What did you learn from your monthlong experience in Arizona?
I have a better understanding of efforts to respond to the crisis at the border beyond our search group. This year, I am researching ministries at the border for my community so that we might respond to what is happening.
Recently, I was blessed to volunteer at a migrant resource center in Agua Prieta, Mexico. Those returned to Mexico from the U.S. border walk from the bus through the gate to the welcome center, where they can rest, charge their phones, call loved ones and get something to eat.
As each group lined up, I couldn't help but notice how cold they were. Many only wore a thin T-shirt and jeans. They eagerly reached for the hot coffee we offered but were shaking too hard to pour sugar into the cup. We couldn't pass out blankets, hats and sweatshirts fast enough. They were visibly discouraged, often injured, and maybe not even sure where they were.

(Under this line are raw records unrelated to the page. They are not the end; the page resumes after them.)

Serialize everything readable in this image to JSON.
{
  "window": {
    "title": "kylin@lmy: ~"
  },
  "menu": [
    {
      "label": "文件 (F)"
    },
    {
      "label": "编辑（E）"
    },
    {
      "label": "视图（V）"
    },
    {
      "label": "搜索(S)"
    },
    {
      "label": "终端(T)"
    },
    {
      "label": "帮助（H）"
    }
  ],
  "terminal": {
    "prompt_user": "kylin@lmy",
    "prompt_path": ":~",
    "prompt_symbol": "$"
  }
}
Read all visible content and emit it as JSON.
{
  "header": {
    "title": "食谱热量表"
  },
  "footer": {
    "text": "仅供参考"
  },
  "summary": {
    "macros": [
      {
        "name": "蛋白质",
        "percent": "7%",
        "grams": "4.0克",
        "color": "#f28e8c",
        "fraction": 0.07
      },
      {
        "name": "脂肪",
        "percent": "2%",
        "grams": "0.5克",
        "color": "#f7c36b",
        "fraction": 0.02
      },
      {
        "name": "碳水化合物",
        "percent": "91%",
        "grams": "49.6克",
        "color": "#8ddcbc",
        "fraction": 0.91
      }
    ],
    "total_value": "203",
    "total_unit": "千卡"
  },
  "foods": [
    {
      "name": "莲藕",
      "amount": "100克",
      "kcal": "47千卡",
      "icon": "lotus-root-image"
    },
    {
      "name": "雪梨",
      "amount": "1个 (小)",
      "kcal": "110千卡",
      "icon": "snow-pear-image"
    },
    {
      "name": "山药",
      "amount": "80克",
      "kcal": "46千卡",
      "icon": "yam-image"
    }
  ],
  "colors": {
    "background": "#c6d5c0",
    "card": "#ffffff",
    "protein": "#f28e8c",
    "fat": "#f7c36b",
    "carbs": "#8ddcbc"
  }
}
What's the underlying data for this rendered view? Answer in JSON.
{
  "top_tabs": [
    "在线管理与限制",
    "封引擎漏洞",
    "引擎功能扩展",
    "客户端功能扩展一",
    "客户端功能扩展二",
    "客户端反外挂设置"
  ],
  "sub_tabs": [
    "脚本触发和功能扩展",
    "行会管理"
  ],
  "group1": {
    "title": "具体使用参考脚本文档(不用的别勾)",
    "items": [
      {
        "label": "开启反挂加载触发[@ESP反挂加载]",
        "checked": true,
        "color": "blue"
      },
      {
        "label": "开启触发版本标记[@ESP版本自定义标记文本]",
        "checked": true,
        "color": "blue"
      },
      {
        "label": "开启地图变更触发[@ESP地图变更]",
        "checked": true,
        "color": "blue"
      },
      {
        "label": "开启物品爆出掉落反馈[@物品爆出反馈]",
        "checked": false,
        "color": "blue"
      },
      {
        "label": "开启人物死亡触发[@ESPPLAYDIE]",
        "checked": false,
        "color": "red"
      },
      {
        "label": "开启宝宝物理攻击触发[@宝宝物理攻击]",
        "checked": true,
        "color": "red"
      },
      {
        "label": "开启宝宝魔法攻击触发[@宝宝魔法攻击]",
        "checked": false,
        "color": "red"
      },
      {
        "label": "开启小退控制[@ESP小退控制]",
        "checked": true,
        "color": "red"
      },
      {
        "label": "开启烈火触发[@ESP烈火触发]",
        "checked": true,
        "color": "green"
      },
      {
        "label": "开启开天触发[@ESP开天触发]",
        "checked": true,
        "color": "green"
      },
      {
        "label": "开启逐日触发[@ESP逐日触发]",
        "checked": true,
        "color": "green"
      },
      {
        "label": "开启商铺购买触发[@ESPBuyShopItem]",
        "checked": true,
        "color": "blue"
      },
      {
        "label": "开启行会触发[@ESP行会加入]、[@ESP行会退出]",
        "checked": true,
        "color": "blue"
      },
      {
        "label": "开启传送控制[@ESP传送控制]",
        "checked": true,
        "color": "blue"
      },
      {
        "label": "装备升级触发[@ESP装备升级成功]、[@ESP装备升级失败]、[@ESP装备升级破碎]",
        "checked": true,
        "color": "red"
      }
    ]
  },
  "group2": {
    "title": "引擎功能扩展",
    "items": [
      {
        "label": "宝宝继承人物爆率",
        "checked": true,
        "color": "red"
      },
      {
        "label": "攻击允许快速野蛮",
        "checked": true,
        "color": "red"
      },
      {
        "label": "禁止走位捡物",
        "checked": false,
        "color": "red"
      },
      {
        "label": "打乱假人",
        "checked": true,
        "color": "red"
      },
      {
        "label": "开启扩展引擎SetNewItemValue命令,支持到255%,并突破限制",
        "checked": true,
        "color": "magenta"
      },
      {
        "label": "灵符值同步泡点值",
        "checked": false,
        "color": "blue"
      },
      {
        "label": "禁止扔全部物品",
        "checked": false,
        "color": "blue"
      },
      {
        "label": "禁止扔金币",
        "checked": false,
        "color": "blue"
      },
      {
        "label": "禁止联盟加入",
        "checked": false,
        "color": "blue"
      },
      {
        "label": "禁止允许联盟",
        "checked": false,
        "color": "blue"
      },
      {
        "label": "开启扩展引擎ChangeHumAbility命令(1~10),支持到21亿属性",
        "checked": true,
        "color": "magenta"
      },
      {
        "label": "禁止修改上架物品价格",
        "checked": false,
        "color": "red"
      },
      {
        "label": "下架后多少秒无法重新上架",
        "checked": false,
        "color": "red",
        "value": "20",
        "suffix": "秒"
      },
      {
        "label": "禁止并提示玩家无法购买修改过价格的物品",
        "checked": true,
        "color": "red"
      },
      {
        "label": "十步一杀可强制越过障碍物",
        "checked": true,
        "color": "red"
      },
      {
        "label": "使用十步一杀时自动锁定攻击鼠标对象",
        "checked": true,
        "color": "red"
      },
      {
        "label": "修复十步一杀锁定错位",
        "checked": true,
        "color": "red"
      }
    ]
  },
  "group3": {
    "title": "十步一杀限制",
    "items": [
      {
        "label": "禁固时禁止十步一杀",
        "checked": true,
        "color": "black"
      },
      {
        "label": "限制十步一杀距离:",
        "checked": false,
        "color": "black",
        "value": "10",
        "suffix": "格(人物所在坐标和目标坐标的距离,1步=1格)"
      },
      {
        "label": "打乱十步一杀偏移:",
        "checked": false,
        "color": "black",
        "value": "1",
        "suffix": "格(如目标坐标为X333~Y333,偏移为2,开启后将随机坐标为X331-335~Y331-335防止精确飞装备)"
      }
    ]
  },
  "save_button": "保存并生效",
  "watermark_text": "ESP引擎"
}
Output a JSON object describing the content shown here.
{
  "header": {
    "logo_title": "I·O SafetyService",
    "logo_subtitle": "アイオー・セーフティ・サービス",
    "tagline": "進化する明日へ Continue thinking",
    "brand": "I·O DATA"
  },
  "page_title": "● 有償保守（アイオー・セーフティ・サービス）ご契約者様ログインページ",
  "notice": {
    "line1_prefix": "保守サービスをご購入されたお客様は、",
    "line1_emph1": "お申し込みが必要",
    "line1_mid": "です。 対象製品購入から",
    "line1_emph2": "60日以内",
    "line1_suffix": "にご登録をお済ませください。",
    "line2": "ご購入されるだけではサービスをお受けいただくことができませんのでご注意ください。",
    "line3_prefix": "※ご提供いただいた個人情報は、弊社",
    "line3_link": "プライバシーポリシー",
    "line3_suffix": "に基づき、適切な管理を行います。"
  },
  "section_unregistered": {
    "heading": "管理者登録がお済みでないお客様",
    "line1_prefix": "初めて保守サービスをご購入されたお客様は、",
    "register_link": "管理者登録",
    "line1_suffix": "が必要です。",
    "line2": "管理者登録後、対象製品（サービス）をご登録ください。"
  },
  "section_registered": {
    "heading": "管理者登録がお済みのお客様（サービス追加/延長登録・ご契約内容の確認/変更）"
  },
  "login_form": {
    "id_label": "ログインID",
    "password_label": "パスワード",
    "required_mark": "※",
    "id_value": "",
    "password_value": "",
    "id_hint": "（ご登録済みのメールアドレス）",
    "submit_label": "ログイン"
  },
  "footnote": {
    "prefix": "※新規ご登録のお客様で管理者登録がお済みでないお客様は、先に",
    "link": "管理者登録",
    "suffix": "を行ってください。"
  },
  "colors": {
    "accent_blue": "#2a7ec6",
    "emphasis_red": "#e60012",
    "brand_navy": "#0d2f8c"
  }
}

I will never forget two women who approached for coffee, both very young. Clearly, the one woman was caring for the other, who could not stop crying. She cried very softly the whole time, and then they left right away. I wondered what trauma had happened to her and how much her life had changed.
After dropping off water on a migrant trail in the Sonoran Desert, volunteers walk back to their vehicles with empty water bottles in October 2021. (Peter Tran)
Later, a young man shared that he had to try to cross the border again. He said, "Here, I might make $10 a day, but on the other side, I might make $10 an hour. I have to help my family." I could see the desperation in his eyes. I thought any young person would do the same thing.
Another memory that stays with me are the people who couldn't walk because the blisters on their feet were so painful. The last day I was there, I helped to soak and bandage blistered feet for hours. They had blisters between their toes, on their heels, and one woman, the entire ball of her foot was a blister.
As I cleaned and sanitized their feet, putting on anointment and bandages, I couldn't help but think of Holy Thursday and Jesus washing the feet of the disciples. As I worked lotion into their dried cracked skin, I tried to pamper them a little and massage their feet as if to say, "You are still important, you will be OK."
One gentleman spoke softly and gestured to his heart. I didn't hear all that he said, but I understood he was grateful from his heart.
Sisters from various congregations have come to participate in the border ministries. What does that say about religious life today?
Historically, sisters go toward where there is suffering. We look to find our suffering Lord. It's where the Holy Spirit is moving most powerfully. Sisters are called to go, like a first responder, to where the suffering is, where hearts are crying. We are called to go there and lift it up. Lift up those who are suffering.
Felician Sr. Maria Louise Edwards (in neon yellow shirt, seated in background) writes messages to migrants on water bottles with volunteers in the Sonoran Desert near Ajo, Arizona. The messages include the dates of the water drop and encouraging words, such as "Don't give up" and "God loves you," sometimes accented with a cross or smiley face. (Peter Tran)
I've grown to love my volunteer colleagues. Their heart, for those who are in distress and dying, inspires me. They help me stay focused in the midst of so much suffering and death. It is through them I have learned to respect those who are crossing the border and those who did not make it. I know Jesus loves them, and he must feel pain and sorrow for each one of them.
It's this understanding of how much Jesus loves them that helps me realize what it means to be a sister, to know Jesus' love and share it.
There aren't words or scenarios to justify what's happening at the border. My prayer for a long time had been, "Lord, break my heart for what breaks yours." Now that I've experienced some of the pain in his heart, I don't want to leave.
Nothing will convince me to see these border-crossers as anything but my brothers and sisters, deeply loved and cherished by God.